++++ Recorded information

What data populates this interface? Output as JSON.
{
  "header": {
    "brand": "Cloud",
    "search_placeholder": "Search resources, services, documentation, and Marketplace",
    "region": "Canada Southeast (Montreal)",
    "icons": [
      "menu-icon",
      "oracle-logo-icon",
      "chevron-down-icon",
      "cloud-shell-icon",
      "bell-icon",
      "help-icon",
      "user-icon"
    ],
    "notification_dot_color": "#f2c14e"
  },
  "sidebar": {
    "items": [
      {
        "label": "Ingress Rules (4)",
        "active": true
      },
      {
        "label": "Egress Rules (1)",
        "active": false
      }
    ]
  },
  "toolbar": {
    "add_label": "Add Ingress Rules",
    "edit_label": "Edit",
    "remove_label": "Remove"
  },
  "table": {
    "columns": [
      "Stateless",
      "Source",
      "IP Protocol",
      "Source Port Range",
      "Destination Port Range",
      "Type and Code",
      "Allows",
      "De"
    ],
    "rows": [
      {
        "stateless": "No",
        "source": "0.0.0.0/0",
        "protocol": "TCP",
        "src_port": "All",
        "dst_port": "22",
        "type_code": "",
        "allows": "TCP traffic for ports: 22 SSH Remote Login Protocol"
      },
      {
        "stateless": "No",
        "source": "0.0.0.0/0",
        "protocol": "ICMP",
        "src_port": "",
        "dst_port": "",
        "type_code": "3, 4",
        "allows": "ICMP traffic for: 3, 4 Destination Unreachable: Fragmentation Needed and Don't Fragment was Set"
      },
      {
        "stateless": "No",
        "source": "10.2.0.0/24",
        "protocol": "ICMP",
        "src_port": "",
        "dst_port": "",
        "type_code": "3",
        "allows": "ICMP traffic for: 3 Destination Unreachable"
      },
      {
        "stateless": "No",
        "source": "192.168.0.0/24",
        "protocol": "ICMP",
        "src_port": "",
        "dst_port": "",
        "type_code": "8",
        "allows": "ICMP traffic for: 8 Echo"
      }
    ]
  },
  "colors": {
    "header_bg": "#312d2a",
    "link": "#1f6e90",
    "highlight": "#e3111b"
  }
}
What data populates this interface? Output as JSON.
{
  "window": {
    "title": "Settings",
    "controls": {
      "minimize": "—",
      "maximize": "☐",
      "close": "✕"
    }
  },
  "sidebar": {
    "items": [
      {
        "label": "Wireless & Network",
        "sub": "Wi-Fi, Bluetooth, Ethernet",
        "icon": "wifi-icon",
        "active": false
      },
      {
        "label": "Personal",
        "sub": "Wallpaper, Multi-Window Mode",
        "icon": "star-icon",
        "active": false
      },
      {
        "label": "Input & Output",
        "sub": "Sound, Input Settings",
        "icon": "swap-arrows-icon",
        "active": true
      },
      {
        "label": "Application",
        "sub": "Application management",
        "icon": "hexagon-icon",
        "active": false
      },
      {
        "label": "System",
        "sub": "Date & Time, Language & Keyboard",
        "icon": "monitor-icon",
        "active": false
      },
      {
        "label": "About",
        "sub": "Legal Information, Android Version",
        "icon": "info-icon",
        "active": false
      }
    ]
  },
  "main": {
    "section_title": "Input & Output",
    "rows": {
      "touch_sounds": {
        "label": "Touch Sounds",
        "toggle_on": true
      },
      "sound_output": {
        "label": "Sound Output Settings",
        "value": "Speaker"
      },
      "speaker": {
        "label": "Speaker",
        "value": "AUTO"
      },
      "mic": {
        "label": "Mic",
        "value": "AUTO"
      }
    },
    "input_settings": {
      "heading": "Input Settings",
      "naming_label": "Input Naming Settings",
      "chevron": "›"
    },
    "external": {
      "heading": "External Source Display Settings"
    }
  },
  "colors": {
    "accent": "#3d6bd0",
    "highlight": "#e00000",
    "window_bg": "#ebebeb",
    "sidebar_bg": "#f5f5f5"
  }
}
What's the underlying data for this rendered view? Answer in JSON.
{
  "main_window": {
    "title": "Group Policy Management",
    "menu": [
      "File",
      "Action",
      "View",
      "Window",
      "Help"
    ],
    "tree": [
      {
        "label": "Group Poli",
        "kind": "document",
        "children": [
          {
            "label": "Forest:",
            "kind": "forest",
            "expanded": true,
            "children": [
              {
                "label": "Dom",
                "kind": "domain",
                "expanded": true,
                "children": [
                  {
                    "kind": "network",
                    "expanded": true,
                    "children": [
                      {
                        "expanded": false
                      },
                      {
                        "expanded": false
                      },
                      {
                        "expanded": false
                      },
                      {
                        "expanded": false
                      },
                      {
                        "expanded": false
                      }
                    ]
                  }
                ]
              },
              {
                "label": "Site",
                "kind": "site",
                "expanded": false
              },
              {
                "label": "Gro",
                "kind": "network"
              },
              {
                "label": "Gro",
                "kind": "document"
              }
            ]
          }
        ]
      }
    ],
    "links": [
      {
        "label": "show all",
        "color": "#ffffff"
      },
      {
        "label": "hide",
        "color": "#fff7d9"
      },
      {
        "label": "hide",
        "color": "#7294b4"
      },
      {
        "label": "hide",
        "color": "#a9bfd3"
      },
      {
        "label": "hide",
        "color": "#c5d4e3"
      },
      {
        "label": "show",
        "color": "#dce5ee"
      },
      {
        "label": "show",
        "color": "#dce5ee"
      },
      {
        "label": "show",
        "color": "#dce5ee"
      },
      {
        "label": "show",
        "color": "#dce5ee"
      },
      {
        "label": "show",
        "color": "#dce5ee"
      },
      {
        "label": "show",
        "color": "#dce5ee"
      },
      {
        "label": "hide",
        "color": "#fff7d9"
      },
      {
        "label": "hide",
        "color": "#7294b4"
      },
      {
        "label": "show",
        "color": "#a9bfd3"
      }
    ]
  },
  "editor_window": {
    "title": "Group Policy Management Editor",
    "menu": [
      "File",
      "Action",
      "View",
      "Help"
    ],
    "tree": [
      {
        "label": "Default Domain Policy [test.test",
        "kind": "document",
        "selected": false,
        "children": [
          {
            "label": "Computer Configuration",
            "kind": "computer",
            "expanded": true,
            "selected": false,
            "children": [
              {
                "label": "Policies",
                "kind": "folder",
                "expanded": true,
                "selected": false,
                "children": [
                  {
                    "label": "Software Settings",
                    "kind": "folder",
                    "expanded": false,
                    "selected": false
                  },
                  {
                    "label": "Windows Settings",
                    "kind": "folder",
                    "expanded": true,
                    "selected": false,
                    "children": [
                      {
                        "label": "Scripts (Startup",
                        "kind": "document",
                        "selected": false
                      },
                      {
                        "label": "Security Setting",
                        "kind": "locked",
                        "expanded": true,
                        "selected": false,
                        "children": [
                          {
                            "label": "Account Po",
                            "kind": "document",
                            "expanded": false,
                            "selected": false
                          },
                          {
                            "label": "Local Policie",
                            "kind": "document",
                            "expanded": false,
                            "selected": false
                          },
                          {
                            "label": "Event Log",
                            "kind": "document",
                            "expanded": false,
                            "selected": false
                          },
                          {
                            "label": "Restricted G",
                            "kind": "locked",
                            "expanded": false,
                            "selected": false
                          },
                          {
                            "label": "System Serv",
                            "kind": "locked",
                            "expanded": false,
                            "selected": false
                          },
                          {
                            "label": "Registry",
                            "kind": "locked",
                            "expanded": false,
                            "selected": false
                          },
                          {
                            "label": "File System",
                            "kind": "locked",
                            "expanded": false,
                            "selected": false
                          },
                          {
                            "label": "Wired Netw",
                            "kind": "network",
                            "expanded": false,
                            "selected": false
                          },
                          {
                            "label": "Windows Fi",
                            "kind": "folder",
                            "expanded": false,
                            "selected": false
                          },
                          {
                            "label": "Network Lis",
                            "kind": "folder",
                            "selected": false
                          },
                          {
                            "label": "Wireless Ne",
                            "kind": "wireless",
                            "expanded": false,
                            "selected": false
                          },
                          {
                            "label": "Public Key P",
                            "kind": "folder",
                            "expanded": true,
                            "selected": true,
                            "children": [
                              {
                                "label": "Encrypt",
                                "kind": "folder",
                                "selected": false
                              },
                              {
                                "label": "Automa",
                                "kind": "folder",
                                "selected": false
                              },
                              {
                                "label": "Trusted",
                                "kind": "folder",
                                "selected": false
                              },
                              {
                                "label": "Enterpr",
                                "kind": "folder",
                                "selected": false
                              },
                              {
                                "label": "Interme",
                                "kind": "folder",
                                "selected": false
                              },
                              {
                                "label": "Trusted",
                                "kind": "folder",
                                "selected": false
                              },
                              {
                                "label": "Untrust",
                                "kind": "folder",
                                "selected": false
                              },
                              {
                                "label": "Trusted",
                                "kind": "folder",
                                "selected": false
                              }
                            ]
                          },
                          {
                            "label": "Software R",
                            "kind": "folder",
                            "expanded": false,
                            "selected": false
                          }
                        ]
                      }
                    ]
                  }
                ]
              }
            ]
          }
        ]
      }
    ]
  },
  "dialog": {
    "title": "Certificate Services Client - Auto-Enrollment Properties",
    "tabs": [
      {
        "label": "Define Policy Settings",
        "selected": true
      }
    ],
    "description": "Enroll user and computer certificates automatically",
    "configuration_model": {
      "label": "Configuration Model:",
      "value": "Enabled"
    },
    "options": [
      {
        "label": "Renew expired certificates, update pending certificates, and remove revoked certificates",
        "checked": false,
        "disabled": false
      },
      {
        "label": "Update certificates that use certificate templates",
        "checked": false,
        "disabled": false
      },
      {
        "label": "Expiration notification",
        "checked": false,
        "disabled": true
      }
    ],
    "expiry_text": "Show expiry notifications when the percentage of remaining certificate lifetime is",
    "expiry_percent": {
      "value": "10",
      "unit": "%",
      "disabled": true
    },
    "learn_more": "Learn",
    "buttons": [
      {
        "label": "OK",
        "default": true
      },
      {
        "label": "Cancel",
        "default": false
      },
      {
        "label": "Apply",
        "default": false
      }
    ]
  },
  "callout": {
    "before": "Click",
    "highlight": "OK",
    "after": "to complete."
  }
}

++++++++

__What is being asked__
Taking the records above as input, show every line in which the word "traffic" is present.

__Task output__
        "allows": "TCP traffic for ports: 22 SSH Remote Login Protocol"
        "allows": "ICMP traffic for: 3, 4 Destination Unreachable: Fragmentation Needed and Don't Fragment was Set"
        "allows": "ICMP traffic for: 3 Destination Unreachable"
        "allows": "ICMP traffic for: 8 Echo"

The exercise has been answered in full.